May, which starts Tuesday, is National Skin Cancer Awareness Month and doctors across the country are doing what they can to educate people so that they do not become patients.

When you're out in the sun, UV rays can damage unprotected skin in as little as 15 minutes although the full effects of that sun exposure might not be visible for up to 12 hours.

While basal cell carcinoma and squamous cell carcinoma are the most common types of skin cancer, they are "highly curable."

Melanoma, on the other hand, is often another story. It is the most dangerous kind of skin cancer. Malignant melanoma often metastasizes to other parts of the body. What's more, one person dies of melanoma every hour.

Dr. Tania Cortas of Arizona Oncology explained the risk factors, signs and symptoms to 3TV's Kaley O'Kelley.

When it comes to skin cancer, the best defense is a good offense. That means, among other things, knowing the risk factors.

  1. Sunlight (UV Radiation) - too much exposure to UV radiation, either from the sun or tanning lamps increases a person's risk for melanoma.
  2. Fair skin - people with fair skin, freckling or red or blond hair have a higher risk of melanoma.
  3. Moles - certain types of moles increase a person's chance of getting melanoma.
  4. Age - chances of being diagnosed with skin cancer increase as a person gets older, but skin cancer is also found in young people.
  5. Family history - around 10 percent of people with melanoma have a close relative with the disease. This may be because the family tends to spend more time in the sun or because family members have fair skin, or both.
  6. Immune suppression - people who have been treated with medicines that suppress the immune system have an increased chance of developing melanoma.
  7. History of melanoma - people who have already had melanoma have a higher risk of getting it again.
  8. Gender - men have a higher risk than women.
  9. Xeroderma pigmentation - people with this rare, inherited condition are at a greater risk of getting melanoma.

It's also essential to be able to recognize the signs and symptoms of skin cancer. Many doctors tell their patients to check their skin about once a month, keeping the ABCD rule in mind.
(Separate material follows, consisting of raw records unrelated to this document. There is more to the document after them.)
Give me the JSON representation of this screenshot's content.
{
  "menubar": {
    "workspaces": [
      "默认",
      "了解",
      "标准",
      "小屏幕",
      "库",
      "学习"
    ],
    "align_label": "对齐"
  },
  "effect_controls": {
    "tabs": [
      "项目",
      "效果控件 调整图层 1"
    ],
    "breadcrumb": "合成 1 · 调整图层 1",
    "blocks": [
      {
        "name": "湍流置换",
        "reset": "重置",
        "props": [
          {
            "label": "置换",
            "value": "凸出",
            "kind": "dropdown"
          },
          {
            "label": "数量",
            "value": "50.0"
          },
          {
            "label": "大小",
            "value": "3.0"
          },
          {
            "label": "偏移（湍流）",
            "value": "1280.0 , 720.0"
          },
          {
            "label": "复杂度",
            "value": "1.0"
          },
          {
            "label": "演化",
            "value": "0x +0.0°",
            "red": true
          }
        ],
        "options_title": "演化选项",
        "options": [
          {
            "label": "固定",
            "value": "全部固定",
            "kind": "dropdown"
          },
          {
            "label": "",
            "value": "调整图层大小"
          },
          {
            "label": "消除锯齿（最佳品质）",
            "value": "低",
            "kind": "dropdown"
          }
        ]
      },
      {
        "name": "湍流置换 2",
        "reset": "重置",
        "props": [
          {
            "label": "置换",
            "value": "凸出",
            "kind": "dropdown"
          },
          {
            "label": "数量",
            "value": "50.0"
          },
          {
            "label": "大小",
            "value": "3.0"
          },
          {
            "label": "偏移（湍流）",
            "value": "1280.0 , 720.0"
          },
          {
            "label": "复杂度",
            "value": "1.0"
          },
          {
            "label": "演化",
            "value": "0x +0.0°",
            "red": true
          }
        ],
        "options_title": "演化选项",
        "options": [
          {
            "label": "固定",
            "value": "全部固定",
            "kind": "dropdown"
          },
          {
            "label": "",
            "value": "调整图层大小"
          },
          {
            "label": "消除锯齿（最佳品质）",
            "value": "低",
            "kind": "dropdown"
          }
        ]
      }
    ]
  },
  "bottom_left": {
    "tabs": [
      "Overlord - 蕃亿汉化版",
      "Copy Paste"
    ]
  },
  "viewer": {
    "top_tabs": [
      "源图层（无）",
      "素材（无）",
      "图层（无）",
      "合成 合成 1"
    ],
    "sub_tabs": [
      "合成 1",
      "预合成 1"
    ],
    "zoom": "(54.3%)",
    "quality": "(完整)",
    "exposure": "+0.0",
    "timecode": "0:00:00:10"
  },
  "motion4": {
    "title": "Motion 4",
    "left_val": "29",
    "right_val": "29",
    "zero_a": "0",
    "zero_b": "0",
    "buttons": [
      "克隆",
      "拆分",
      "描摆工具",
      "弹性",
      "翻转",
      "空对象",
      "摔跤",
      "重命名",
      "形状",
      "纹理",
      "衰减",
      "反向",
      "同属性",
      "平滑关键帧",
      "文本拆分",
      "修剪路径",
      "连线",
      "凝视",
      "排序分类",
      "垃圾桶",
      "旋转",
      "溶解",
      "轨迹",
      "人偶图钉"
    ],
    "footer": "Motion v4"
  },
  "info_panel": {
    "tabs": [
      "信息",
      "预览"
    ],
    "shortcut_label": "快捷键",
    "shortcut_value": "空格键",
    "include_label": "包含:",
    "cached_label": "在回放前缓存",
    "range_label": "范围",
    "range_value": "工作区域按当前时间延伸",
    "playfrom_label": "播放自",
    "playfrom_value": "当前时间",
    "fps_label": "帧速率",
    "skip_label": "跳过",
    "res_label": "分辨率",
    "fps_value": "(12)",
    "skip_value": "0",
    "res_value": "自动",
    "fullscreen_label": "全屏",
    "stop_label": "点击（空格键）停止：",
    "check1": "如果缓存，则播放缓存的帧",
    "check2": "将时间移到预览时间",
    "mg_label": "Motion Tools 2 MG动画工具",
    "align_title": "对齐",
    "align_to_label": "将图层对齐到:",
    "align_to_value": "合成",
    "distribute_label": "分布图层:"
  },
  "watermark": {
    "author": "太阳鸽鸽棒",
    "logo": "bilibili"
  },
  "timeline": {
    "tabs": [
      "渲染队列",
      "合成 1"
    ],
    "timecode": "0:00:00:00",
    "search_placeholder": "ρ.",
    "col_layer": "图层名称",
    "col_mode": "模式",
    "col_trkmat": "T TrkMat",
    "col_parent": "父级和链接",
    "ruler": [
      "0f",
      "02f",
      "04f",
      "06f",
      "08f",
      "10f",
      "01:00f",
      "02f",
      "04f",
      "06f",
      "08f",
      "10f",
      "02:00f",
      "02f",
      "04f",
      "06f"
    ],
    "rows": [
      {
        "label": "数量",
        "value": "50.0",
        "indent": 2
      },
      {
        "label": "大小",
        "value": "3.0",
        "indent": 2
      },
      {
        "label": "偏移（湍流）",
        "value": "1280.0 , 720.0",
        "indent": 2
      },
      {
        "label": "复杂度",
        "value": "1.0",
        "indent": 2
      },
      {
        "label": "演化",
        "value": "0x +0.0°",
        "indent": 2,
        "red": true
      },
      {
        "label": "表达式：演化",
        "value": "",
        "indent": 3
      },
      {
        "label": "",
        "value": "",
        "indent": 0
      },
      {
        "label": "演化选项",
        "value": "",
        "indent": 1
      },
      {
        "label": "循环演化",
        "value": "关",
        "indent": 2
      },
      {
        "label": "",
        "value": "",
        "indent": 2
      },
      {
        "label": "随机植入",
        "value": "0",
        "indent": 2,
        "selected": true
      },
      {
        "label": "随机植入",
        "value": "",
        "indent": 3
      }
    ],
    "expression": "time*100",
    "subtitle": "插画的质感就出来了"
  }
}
  1. Asymmetry - one half of the mole does not match the other half.
  2. Border irregularity - the edges of the mole are raged or notched.
  3. Color - the color of the mole is not the same all over. There may be shades of tan, brown or black and sometimes patches of red, white or blue.
  4. Diameter - the mole is wider that about 0.25 inch.

There are several simple things you can do to protect yourself.

Dangerous UV rays are strongest between 10 a.m. and 4 p.m., even on cloudy days, and can be reflected off water, cement, sand and snow.

The CDC recommends people stay in the shade as much as possible during those midday hours.

You also should wear clothing to cover and protect your skin. A wide-brim hat will protect your face, head, ears and neck.

Sunscreen is key in the prevention of skin cancer. The CDC advises that you use one with an SPF of 15 or higher and remember to reapply it to dry skin every couple of hours throughout the day.

According to many dermatologists, most people don't apply sunscreen correctly, using just a dime-size dab for their whole bodies. That's nowhere near enough. Most dermatologist say you should be using about 1 ounce of sunscreen for each application.

Dr. Clayton Polowy of Desert Oncology Associates suggests using a quarter-size amount each for the chest, the back, the arms and the legs. Don't forget the tops of your ears, your eyelids, your nose and your lips.

You also need to be aware that sunscreen can expire, especially if it's left out in the sun. That means last year's bottle is no good.

It's not just the sun that can be dangerous. UV rays from tanning bed and sun lamps are just as bad.

"Tanned skin is damaged skin," according to the CDC. "Any change in the color of your skin after time outside -- whether sunburn or suntan -- indicates damage from UV rays. Using a tanning bed causes damage to your skin, just like the sun."

Print
Email
|